• [REQUIRED WORK] Gather all lines in the entries below that include the word "JSON".

(Data records for software interfaces)
- Opening Delimiter -

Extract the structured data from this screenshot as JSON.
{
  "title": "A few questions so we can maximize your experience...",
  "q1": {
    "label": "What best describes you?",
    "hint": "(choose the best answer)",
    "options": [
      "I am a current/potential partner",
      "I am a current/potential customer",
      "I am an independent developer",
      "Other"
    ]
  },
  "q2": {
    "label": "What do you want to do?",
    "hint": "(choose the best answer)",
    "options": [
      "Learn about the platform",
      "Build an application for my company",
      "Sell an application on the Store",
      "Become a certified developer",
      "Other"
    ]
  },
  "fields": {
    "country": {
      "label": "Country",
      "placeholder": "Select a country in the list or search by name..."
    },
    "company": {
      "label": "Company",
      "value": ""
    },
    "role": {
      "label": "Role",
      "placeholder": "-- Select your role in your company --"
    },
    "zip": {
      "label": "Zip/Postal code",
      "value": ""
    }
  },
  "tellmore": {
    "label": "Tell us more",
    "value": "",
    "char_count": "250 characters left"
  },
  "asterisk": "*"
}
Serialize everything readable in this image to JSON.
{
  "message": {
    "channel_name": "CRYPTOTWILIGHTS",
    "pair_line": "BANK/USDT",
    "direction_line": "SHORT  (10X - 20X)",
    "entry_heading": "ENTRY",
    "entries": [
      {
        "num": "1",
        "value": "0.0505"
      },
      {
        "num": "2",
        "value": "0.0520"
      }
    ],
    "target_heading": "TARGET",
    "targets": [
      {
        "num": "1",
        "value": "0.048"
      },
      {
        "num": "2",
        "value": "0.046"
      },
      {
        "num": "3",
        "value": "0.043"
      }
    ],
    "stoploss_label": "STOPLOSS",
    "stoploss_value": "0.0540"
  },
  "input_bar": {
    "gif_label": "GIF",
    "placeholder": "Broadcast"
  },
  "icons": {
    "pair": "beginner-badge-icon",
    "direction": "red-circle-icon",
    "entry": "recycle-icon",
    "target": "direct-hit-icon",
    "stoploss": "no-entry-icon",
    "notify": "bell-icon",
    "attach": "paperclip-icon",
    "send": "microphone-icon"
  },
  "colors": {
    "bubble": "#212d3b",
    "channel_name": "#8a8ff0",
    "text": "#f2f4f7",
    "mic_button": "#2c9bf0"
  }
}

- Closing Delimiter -

• [WRITTEN REPLY]
Extract the structured data from this screenshot as JSON.
Serialize everything readable in this image to JSON.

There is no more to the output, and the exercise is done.